### Data for review
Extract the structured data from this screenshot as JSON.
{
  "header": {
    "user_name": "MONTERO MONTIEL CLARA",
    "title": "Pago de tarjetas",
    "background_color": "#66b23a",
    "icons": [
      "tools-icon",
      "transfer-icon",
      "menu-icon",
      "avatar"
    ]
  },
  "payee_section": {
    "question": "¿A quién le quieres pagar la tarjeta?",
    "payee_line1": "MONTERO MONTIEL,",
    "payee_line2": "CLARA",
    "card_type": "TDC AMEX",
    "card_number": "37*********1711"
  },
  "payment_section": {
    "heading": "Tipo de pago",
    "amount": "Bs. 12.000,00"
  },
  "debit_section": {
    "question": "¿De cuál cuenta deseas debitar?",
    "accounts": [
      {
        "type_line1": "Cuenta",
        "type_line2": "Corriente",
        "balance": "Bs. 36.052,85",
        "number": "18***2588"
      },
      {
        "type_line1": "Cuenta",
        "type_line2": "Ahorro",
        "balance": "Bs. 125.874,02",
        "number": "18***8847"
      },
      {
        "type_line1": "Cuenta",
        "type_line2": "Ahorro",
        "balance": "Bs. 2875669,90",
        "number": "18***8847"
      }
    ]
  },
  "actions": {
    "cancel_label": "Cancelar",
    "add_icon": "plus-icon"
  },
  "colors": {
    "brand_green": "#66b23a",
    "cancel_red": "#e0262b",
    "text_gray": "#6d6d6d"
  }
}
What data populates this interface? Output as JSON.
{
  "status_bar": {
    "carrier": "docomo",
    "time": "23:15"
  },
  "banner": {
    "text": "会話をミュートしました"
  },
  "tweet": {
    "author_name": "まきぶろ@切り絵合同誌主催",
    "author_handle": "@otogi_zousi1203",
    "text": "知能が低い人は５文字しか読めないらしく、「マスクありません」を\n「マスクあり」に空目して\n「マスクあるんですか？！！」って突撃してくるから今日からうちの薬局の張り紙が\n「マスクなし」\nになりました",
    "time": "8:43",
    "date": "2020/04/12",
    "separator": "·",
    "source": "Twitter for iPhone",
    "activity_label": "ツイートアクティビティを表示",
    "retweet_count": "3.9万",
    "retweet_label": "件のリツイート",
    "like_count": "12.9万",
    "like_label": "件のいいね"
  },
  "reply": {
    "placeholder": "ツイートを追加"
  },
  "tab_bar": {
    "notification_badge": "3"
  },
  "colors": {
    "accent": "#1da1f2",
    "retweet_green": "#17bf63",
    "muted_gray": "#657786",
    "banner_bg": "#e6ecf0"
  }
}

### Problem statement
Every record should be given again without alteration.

### Completed exercise
Extract the structured data from this screenshot as JSON.
{
  "header": {
    "user_name": "MONTERO MONTIEL CLARA",
    "title": "Pago de tarjetas",
    "background_color": "#66b23a",
    "icons": [
      "tools-icon",
      "transfer-icon",
      "menu-icon",
      "avatar"
    ]
  },
  "payee_section": {
    "question": "¿A quién le quieres pagar la tarjeta?",
    "payee_line1": "MONTERO MONTIEL,",
    "payee_line2": "CLARA",
    "card_type": "TDC AMEX",
    "card_number": "37*********1711"
  },
  "payment_section": {
    "heading": "Tipo de pago",
    "amount": "Bs. 12.000,00"
  },
  "debit_section": {
    "question": "¿De cuál cuenta deseas debitar?",
    "accounts": [
      {
        "type_line1": "Cuenta",
        "type_line2": "Corriente",
        "balance": "Bs. 36.052,85",
        "number": "18***2588"
      },
      {
        "type_line1": "Cuenta",
        "type_line2": "Ahorro",
        "balance": "Bs. 125.874,02",
        "number": "18***8847"
      },
      {
        "type_line1": "Cuenta",
        "type_line2": "Ahorro",
        "balance": "Bs. 2875669,90",
        "number": "18***8847"
      }
    ]
  },
  "actions": {
    "cancel_label": "Cancelar",
    "add_icon": "plus-icon"
  },
  "colors": {
    "brand_green": "#66b23a",
    "cancel_red": "#e0262b",
    "text_gray": "#6d6d6d"
  }
}
What data populates this interface? Output as JSON.
{
  "status_bar": {
    "carrier": "docomo",
    "time": "23:15"
  },
  "banner": {
    "text": "会話をミュートしました"
  },
  "tweet": {
    "author_name": "まきぶろ@切り絵合同誌主催",
    "author_handle": "@otogi_zousi1203",
    "text": "知能が低い人は５文字しか読めないらしく、「マスクありません」を\n「マスクあり」に空目して\n「マスクあるんですか？！！」って突撃してくるから今日からうちの薬局の張り紙が\n「マスクなし」\nになりました",
    "time": "8:43",
    "date": "2020/04/12",
    "separator": "·",
    "source": "Twitter for iPhone",
    "activity_label": "ツイートアクティビティを表示",
    "retweet_count": "3.9万",
    "retweet_label": "件のリツイート",
    "like_count": "12.9万",
    "like_label": "件のいいね"
  },
  "reply": {
    "placeholder": "ツイートを追加"
  },
  "tab_bar": {
    "notification_badge": "3"
  },
  "colors": {
    "accent": "#1da1f2",
    "retweet_green": "#17bf63",
    "muted_gray": "#657786",
    "banner_bg": "#e6ecf0"
  }
}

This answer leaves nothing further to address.